Assignment: Reproduce verbatim all of the data given below, but do not carry over the images.

Given entries:
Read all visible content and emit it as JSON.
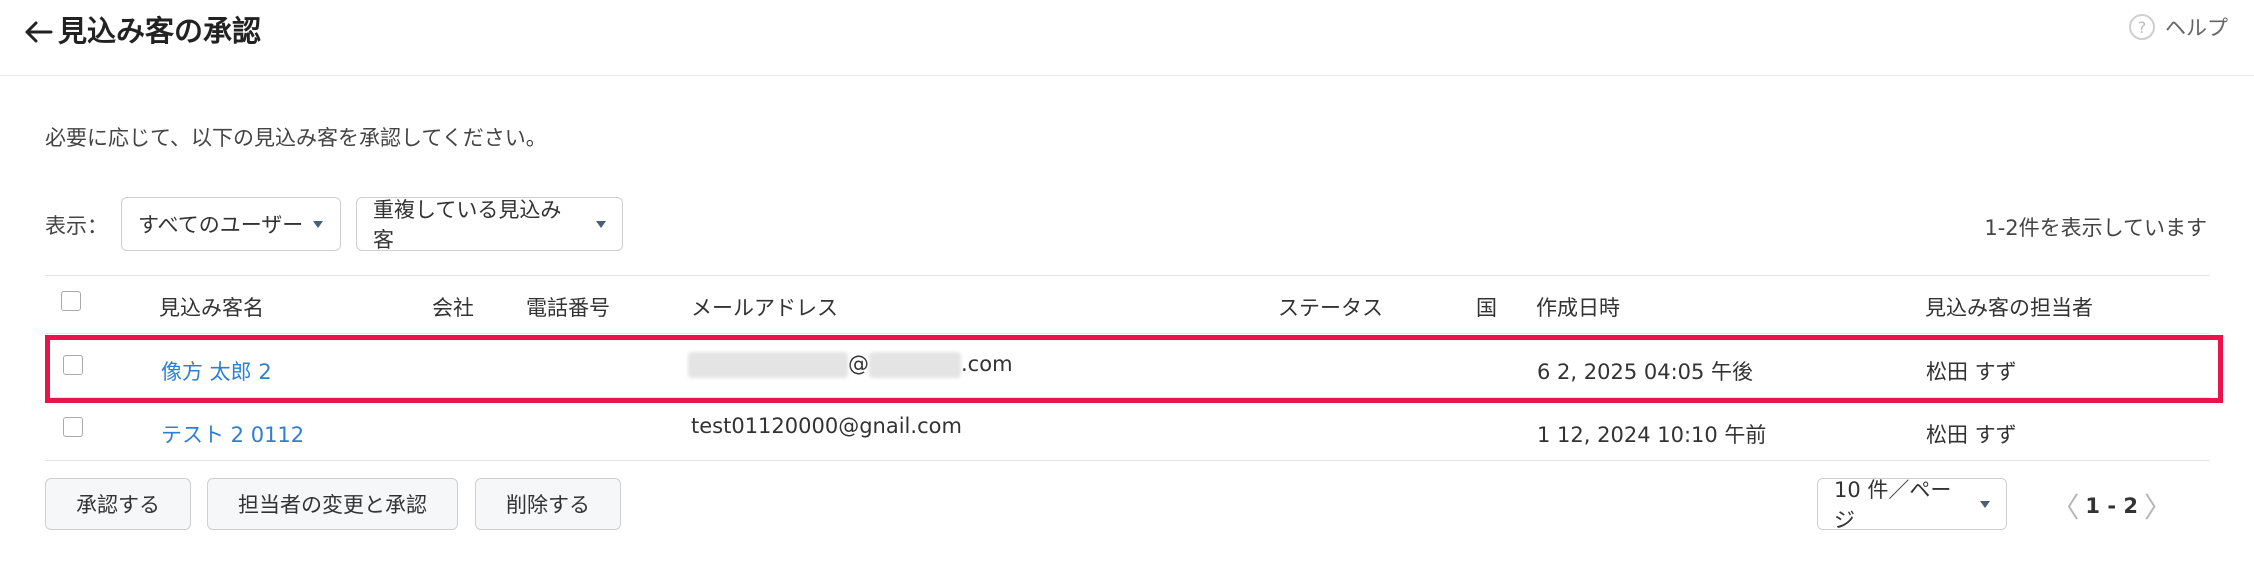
{
  "header": {
    "title": "見込み客の承認",
    "help_label": "ヘルプ",
    "help_icon": "?"
  },
  "description": "必要に応じて、以下の見込み客を承認してください。",
  "filters": {
    "label": "表示：",
    "user_filter": "すべてのユーザー",
    "type_filter": "重複している見込み客"
  },
  "result_count": "1-2件を表示しています",
  "table": {
    "columns": [
      "見込み客名",
      "会社",
      "電話番号",
      "メールアドレス",
      "ステータス",
      "国",
      "作成日時",
      "見込み客の担当者"
    ],
    "rows": [
      {
        "name": "像方 太郎 2",
        "company": "",
        "phone": "",
        "email_at": "@",
        "email_suffix": ".com",
        "status": "",
        "country": "",
        "created": "6 2, 2025 04:05 午後",
        "owner": "松田 すず"
      },
      {
        "name": "テスト 2 0112",
        "company": "",
        "phone": "",
        "email": "test01120000@gnail.com",
        "status": "",
        "country": "",
        "created": "1 12, 2024 10:10 午前",
        "owner": "松田 すず"
      }
    ]
  },
  "actions": {
    "approve": "承認する",
    "change_owner_approve": "担当者の変更と承認",
    "delete": "削除する"
  },
  "pagination": {
    "per_page": "10 件／ページ",
    "range": "1 - 2",
    "prev": "〈",
    "next": "〉"
  },
  "colors": {
    "link": "#2f7fd1",
    "highlight": "#e8154d"
  }
}
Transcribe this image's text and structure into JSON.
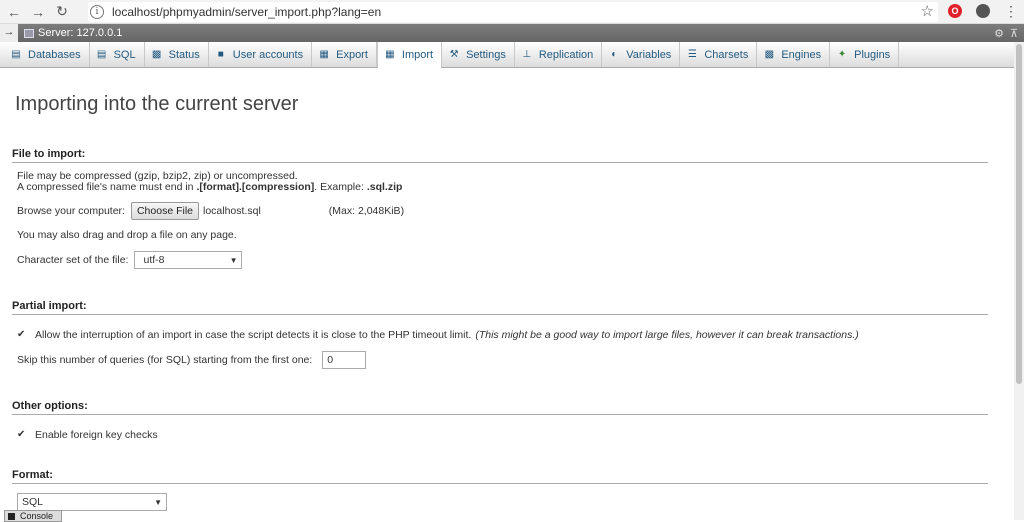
{
  "browser": {
    "url": "localhost/phpmyadmin/server_import.php?lang=en"
  },
  "serverbar": {
    "label": "Server: 127.0.0.1"
  },
  "tabs": [
    {
      "label": "Databases",
      "icon": "database-icon"
    },
    {
      "label": "SQL",
      "icon": "sql-icon"
    },
    {
      "label": "Status",
      "icon": "status-icon"
    },
    {
      "label": "User accounts",
      "icon": "user-accounts-icon"
    },
    {
      "label": "Export",
      "icon": "export-icon"
    },
    {
      "label": "Import",
      "icon": "import-icon",
      "active": true
    },
    {
      "label": "Settings",
      "icon": "wrench-icon"
    },
    {
      "label": "Replication",
      "icon": "replication-icon"
    },
    {
      "label": "Variables",
      "icon": "variables-icon"
    },
    {
      "label": "Charsets",
      "icon": "charsets-icon"
    },
    {
      "label": "Engines",
      "icon": "engines-icon"
    },
    {
      "label": "Plugins",
      "icon": "plugins-icon"
    }
  ],
  "page": {
    "title": "Importing into the current server"
  },
  "file_section": {
    "legend": "File to import:",
    "line1": "File may be compressed (gzip, bzip2, zip) or uncompressed.",
    "line2_a": "A compressed file's name must end in ",
    "line2_b": ".[format].[compression]",
    "line2_c": ". Example: ",
    "line2_d": ".sql.zip",
    "browse_label": "Browse your computer:",
    "choose_button": "Choose File",
    "filename": "localhost.sql",
    "max": "(Max: 2,048KiB)",
    "drag_text": "You may also drag and drop a file on any page.",
    "charset_label": "Character set of the file:",
    "charset_value": "utf-8"
  },
  "partial_section": {
    "legend": "Partial import:",
    "allow_text": "Allow the interruption of an import in case the script detects it is close to the PHP timeout limit.",
    "allow_note": "(This might be a good way to import large files, however it can break transactions.)",
    "allow_checked": true,
    "skip_label": "Skip this number of queries (for SQL) starting from the first one:",
    "skip_value": "0"
  },
  "other_section": {
    "legend": "Other options:",
    "fk_text": "Enable foreign key checks",
    "fk_checked": true
  },
  "format_section": {
    "legend": "Format:",
    "format_value": "SQL"
  },
  "console": {
    "label": "Console"
  },
  "colors": {
    "link": "#235a81",
    "serverbar": "#6e6e6e"
  }
}
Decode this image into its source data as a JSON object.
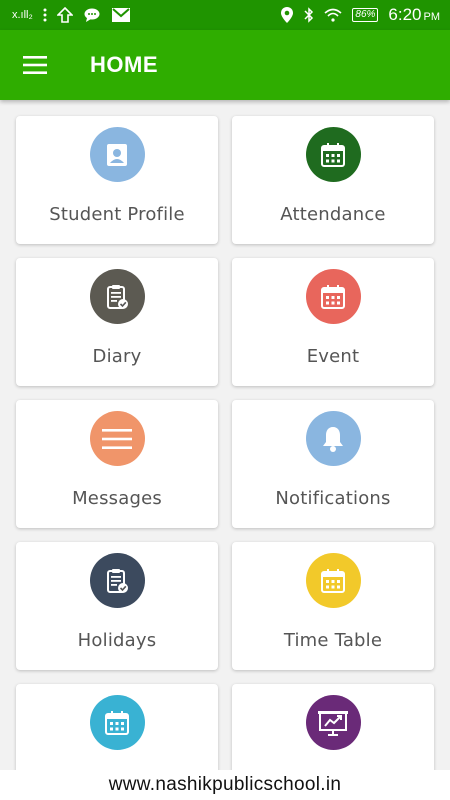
{
  "status_bar": {
    "signal_text": "x.ıll₂",
    "battery": "86%",
    "time": "6:20",
    "ampm": "PM"
  },
  "header": {
    "title": "HOME",
    "menu_icon": "hamburger-menu-icon"
  },
  "tiles": [
    {
      "label": "Student Profile",
      "icon": "contact-card-icon",
      "color": "#8ab6e0"
    },
    {
      "label": "Attendance",
      "icon": "calendar-icon",
      "color": "#1f6b1f"
    },
    {
      "label": "Diary",
      "icon": "clipboard-check-icon",
      "color": "#5c5a52"
    },
    {
      "label": "Event",
      "icon": "calendar-icon",
      "color": "#e8665c"
    },
    {
      "label": "Messages",
      "icon": "lines-icon",
      "color": "#f0956a"
    },
    {
      "label": "Notifications",
      "icon": "bell-icon",
      "color": "#8ab6e0"
    },
    {
      "label": "Holidays",
      "icon": "clipboard-check-icon",
      "color": "#3c4a5e"
    },
    {
      "label": "Time Table",
      "icon": "calendar-icon",
      "color": "#f2c92a"
    },
    {
      "label": "",
      "icon": "calendar-icon",
      "color": "#39b2d3"
    },
    {
      "label": "",
      "icon": "presentation-chart-icon",
      "color": "#6a2a78"
    }
  ],
  "footer": {
    "url": "www.nashikpublicschool.in"
  }
}
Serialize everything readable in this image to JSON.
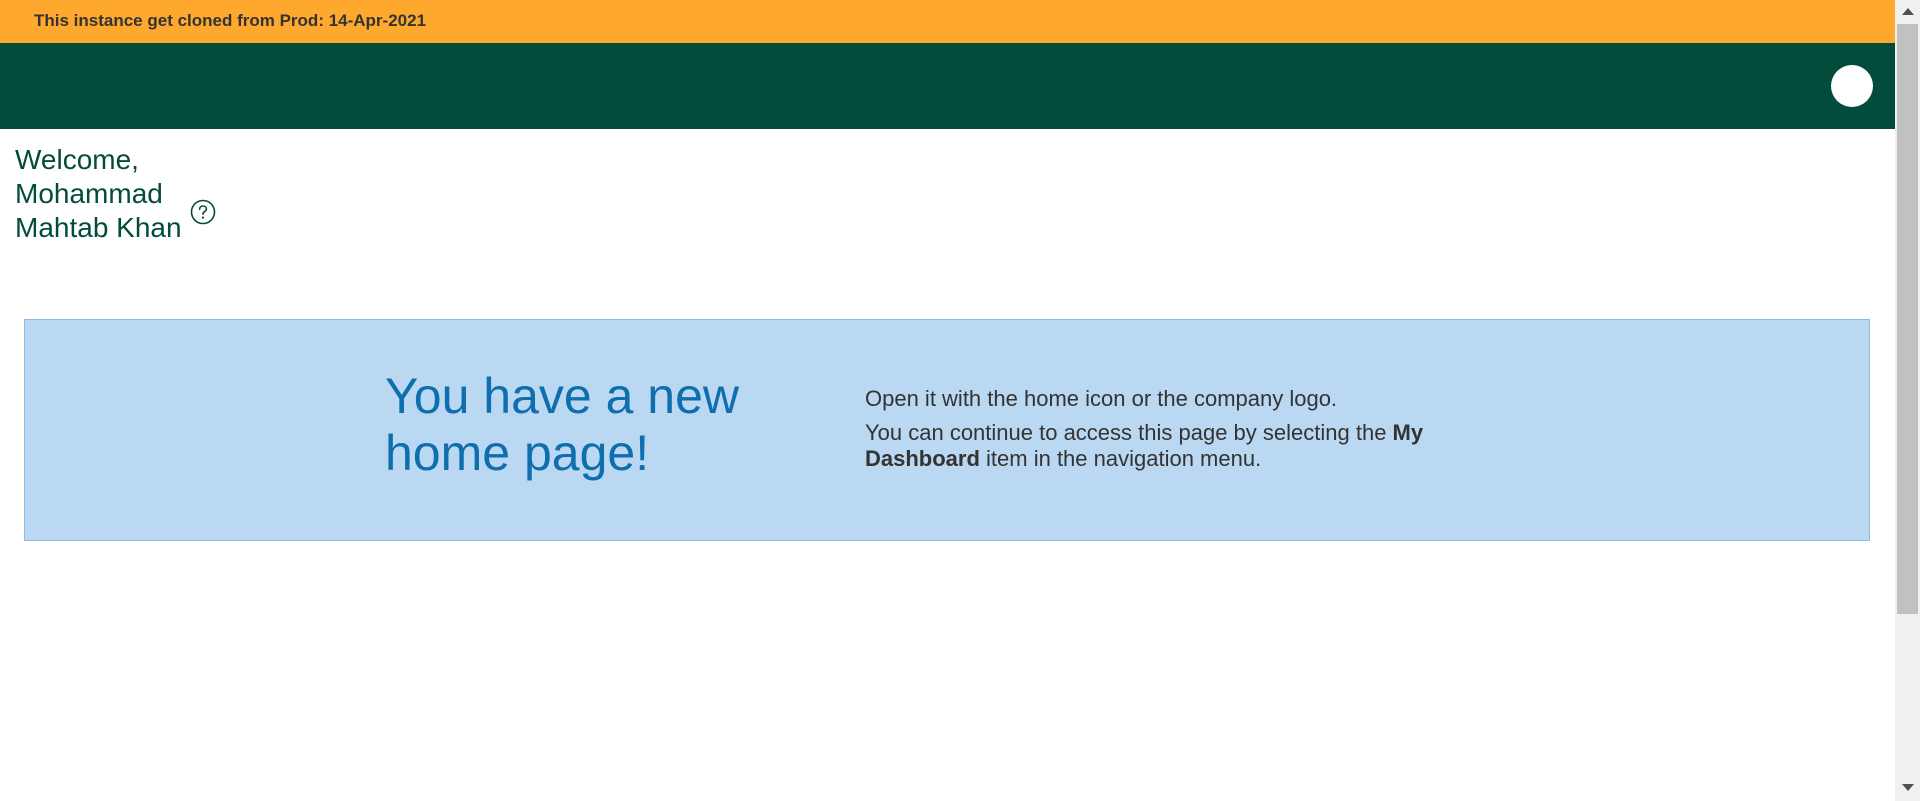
{
  "notice": {
    "text": "This instance get cloned from Prod: 14-Apr-2021"
  },
  "header": {
    "avatar_icon": "user-avatar-icon"
  },
  "welcome": {
    "text": "Welcome, Mohammad Mahtab Khan",
    "help_icon": "help-circle-icon"
  },
  "banner": {
    "heading": "You have a new home page!",
    "line1": "Open it with the home icon or the company logo.",
    "line2_prefix": "You can continue to access this page by selecting the ",
    "line2_bold": "My Dashboard",
    "line2_suffix": " item in the navigation menu."
  },
  "colors": {
    "notice_bg": "#ffa82e",
    "header_bg": "#034c3c",
    "banner_bg": "#bbd8f2",
    "heading_color": "#0f6ead",
    "welcome_color": "#034c3c"
  }
}
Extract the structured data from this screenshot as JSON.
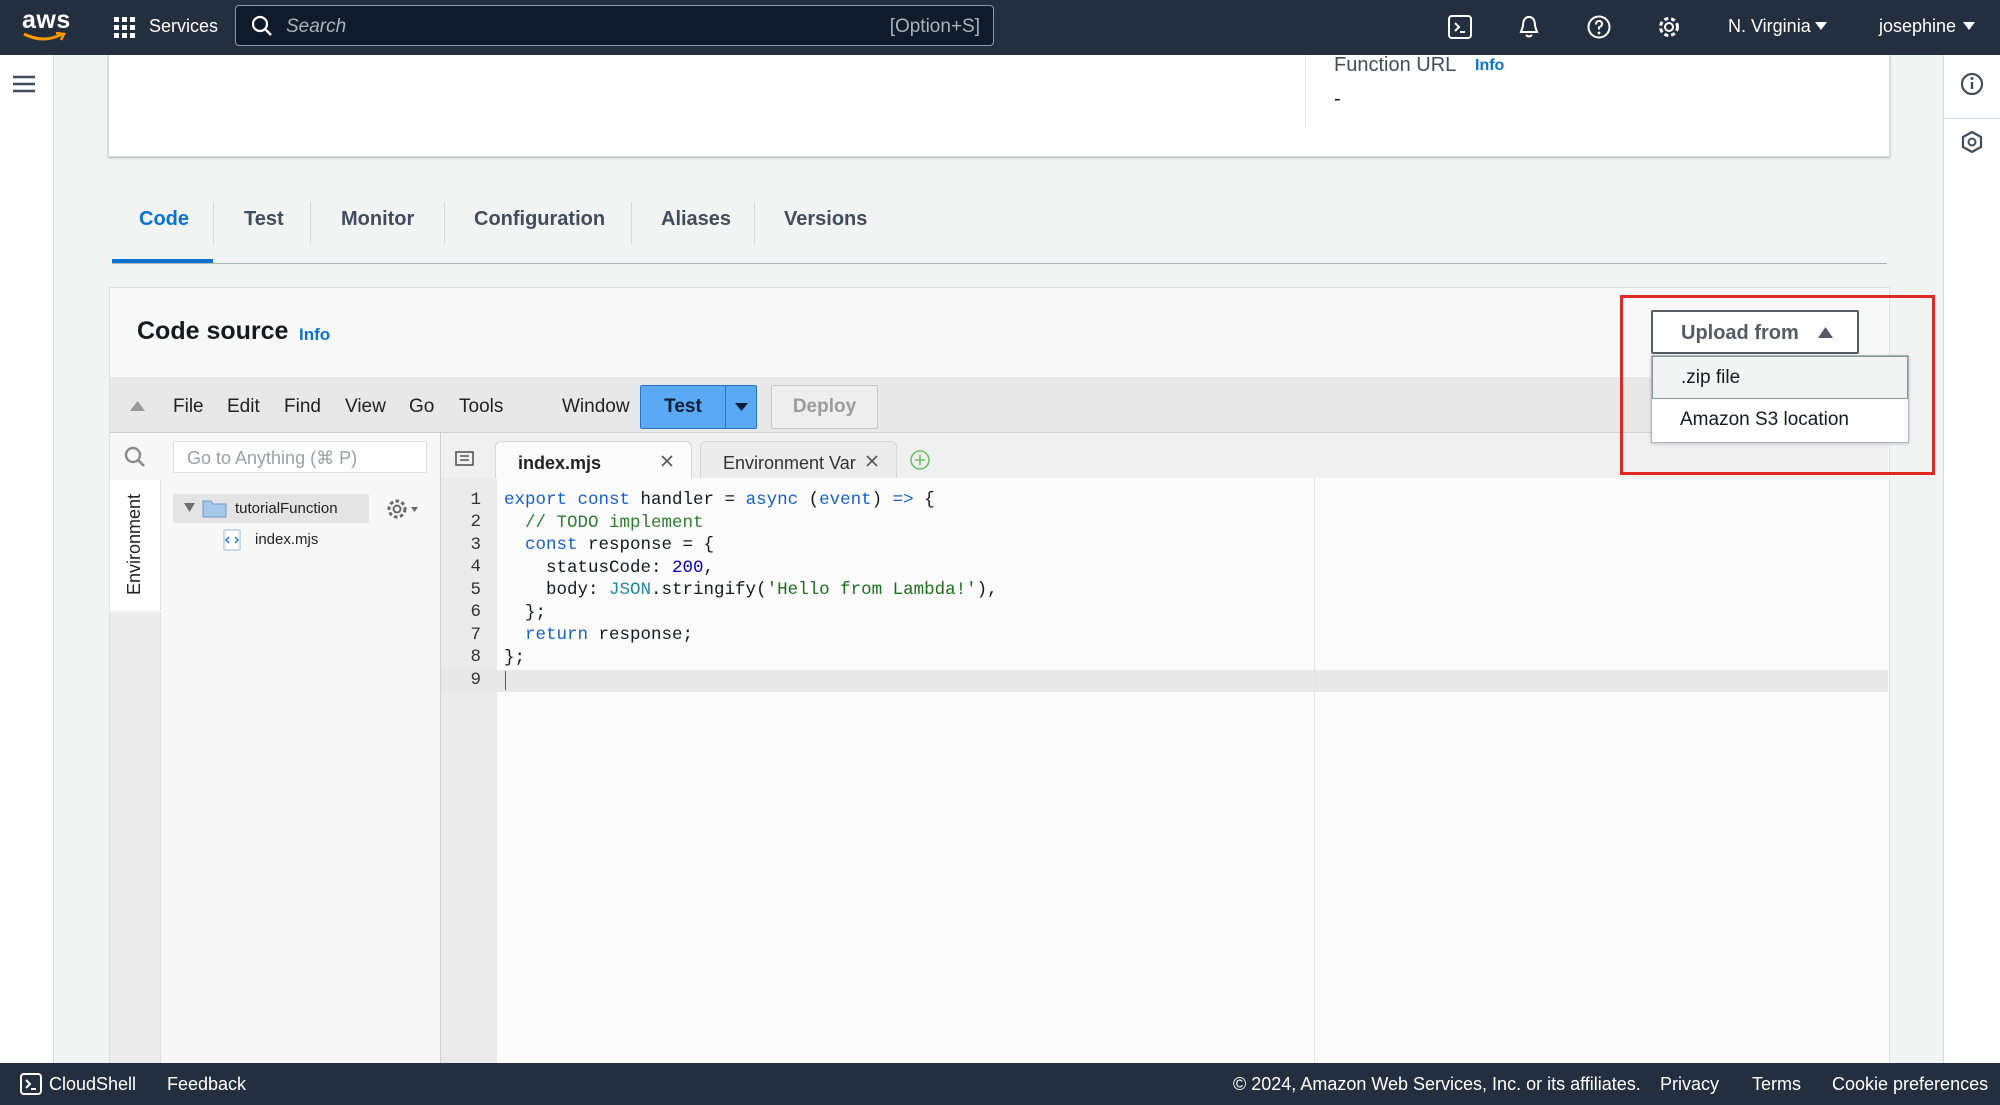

Answer box:
Read all visible content and emit it as JSON.
{
  "header": {
    "title": "見込み客の承認",
    "help_label": "ヘルプ",
    "help_icon": "?"
  },
  "description": "必要に応じて、以下の見込み客を承認してください。",
  "filters": {
    "label": "表示：",
    "user_filter": "すべてのユーザー",
    "type_filter": "重複している見込み客"
  },
  "result_count": "1-2件を表示しています",
  "table": {
    "columns": [
      "見込み客名",
      "会社",
      "電話番号",
      "メールアドレス",
      "ステータス",
      "国",
      "作成日時",
      "見込み客の担当者"
    ],
    "rows": [
      {
        "name": "像方 太郎 2",
        "company": "",
        "phone": "",
        "email_at": "@",
        "email_suffix": ".com",
        "status": "",
        "country": "",
        "created": "6 2, 2025 04:05 午後",
        "owner": "松田 すず"
      },
      {
        "name": "テスト 2 0112",
        "company": "",
        "phone": "",
        "email": "test01120000@gnail.com",
        "status": "",
        "country": "",
        "created": "1 12, 2024 10:10 午前",
        "owner": "松田 すず"
      }
    ]
  },
  "actions": {
    "approve": "承認する",
    "change_owner_approve": "担当者の変更と承認",
    "delete": "削除する"
  },
  "pagination": {
    "per_page": "10 件／ページ",
    "range": "1 - 2",
    "prev": "〈",
    "next": "〉"
  },
  "colors": {
    "link": "#2f7fd1",
    "highlight": "#e8154d"
  }
}
Transcribe this image's text and structure into JSON.
{
  "browser": {
    "url": "localhost/phpmyadmin/server_import.php?lang=en"
  },
  "serverbar": {
    "label": "Server: 127.0.0.1"
  },
  "tabs": [
    {
      "label": "Databases",
      "icon": "database-icon"
    },
    {
      "label": "SQL",
      "icon": "sql-icon"
    },
    {
      "label": "Status",
      "icon": "status-icon"
    },
    {
      "label": "User accounts",
      "icon": "user-accounts-icon"
    },
    {
      "label": "Export",
      "icon": "export-icon"
    },
    {
      "label": "Import",
      "icon": "import-icon",
      "active": true
    },
    {
      "label": "Settings",
      "icon": "wrench-icon"
    },
    {
      "label": "Replication",
      "icon": "replication-icon"
    },
    {
      "label": "Variables",
      "icon": "variables-icon"
    },
    {
      "label": "Charsets",
      "icon": "charsets-icon"
    },
    {
      "label": "Engines",
      "icon": "engines-icon"
    },
    {
      "label": "Plugins",
      "icon": "plugins-icon"
    }
  ],
  "page": {
    "title": "Importing into the current server"
  },
  "file_section": {
    "legend": "File to import:",
    "line1": "File may be compressed (gzip, bzip2, zip) or uncompressed.",
    "line2_a": "A compressed file's name must end in ",
    "line2_b": ".[format].[compression]",
    "line2_c": ". Example: ",
    "line2_d": ".sql.zip",
    "browse_label": "Browse your computer:",
    "choose_button": "Choose File",
    "filename": "localhost.sql",
    "max": "(Max: 2,048KiB)",
    "drag_text": "You may also drag and drop a file on any page.",
    "charset_label": "Character set of the file:",
    "charset_value": "utf-8"
  },
  "partial_section": {
    "legend": "Partial import:",
    "allow_text": "Allow the interruption of an import in case the script detects it is close to the PHP timeout limit.",
    "allow_note": "(This might be a good way to import large files, however it can break transactions.)",
    "allow_checked": true,
    "skip_label": "Skip this number of queries (for SQL) starting from the first one:",
    "skip_value": "0"
  },
  "other_section": {
    "legend": "Other options:",
    "fk_text": "Enable foreign key checks",
    "fk_checked": true
  },
  "format_section": {
    "legend": "Format:",
    "format_value": "SQL"
  },
  "console": {
    "label": "Console"
  },
  "colors": {
    "link": "#235a81",
    "serverbar": "#6e6e6e"
  }
}
Decode this image into its source data as a JSON object.
{
  "status_bar": {
    "signal_text": "x.ıll₂",
    "battery": "86%",
    "time": "6:20",
    "ampm": "PM"
  },
  "header": {
    "title": "HOME",
    "menu_icon": "hamburger-menu-icon"
  },
  "tiles": [
    {
      "label": "Student Profile",
      "icon": "contact-card-icon",
      "color": "#8ab6e0"
    },
    {
      "label": "Attendance",
      "icon": "calendar-icon",
      "color": "#1f6b1f"
    },
    {
      "label": "Diary",
      "icon": "clipboard-check-icon",
      "color": "#5c5a52"
    },
    {
      "label": "Event",
      "icon": "calendar-icon",
      "color": "#e8665c"
    },
    {
      "label": "Messages",
      "icon": "lines-icon",
      "color": "#f0956a"
    },
    {
      "label": "Notifications",
      "icon": "bell-icon",
      "color": "#8ab6e0"
    },
    {
      "label": "Holidays",
      "icon": "clipboard-check-icon",
      "color": "#3c4a5e"
    },
    {
      "label": "Time Table",
      "icon": "calendar-icon",
      "color": "#f2c92a"
    },
    {
      "label": "",
      "icon": "calendar-icon",
      "color": "#39b2d3"
    },
    {
      "label": "",
      "icon": "presentation-chart-icon",
      "color": "#6a2a78"
    }
  ],
  "footer": {
    "url": "www.nashikpublicschool.in"
  }
}
Serialize everything readable in this image to JSON.
{
  "notice": {
    "text": "This instance get cloned from Prod: 14-Apr-2021"
  },
  "header": {
    "avatar_icon": "user-avatar-icon"
  },
  "welcome": {
    "text": "Welcome, Mohammad Mahtab Khan",
    "help_icon": "help-circle-icon"
  },
  "banner": {
    "heading": "You have a new home page!",
    "line1": "Open it with the home icon or the company logo.",
    "line2_prefix": "You can continue to access this page by selecting the ",
    "line2_bold": "My Dashboard",
    "line2_suffix": " item in the navigation menu."
  },
  "colors": {
    "notice_bg": "#ffa82e",
    "header_bg": "#034c3c",
    "banner_bg": "#bbd8f2",
    "heading_color": "#0f6ead",
    "welcome_color": "#034c3c"
  }
}
Extract the structured data from this screenshot as JSON.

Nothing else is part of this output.